What the task asks
Your result should be every line of the records below that contains the word "heading".

Input data

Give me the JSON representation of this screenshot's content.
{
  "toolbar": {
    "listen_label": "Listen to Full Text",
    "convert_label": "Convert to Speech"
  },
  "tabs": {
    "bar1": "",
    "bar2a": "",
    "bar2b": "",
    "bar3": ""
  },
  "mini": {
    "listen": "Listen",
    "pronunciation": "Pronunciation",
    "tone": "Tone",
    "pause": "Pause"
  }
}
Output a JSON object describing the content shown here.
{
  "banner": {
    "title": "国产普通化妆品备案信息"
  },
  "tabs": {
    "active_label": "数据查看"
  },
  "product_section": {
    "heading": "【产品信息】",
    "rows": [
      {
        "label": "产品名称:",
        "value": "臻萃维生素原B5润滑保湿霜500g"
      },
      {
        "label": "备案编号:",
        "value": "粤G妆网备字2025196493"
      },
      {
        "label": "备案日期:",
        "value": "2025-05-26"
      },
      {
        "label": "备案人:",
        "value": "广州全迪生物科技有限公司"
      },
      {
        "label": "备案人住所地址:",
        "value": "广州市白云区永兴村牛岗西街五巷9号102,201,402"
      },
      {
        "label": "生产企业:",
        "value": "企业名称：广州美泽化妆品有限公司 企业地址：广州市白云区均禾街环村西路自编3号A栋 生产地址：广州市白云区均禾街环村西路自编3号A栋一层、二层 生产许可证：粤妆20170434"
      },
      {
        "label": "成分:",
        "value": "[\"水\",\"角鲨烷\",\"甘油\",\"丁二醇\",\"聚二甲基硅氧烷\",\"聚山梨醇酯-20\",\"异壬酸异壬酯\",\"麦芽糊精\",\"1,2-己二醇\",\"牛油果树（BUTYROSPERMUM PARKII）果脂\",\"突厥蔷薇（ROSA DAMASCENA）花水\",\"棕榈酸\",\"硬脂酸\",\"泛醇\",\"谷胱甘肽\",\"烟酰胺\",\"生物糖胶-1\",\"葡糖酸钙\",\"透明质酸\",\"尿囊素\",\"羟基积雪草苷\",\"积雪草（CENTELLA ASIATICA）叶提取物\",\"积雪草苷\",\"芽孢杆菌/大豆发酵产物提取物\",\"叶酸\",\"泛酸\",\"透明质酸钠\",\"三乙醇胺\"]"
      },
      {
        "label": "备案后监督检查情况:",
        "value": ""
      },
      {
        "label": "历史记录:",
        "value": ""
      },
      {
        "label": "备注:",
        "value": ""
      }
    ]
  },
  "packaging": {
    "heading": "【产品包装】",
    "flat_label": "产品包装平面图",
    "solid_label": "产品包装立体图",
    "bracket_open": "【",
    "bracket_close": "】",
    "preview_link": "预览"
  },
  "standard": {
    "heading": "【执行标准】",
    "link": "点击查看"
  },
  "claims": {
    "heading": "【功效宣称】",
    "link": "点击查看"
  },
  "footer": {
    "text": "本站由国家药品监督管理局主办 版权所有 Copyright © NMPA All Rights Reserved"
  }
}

Solution to this problem
    "heading": "【产品信息】",
    "heading": "【产品包装】",
    "heading": "【执行标准】",
    "heading": "【功效宣称】",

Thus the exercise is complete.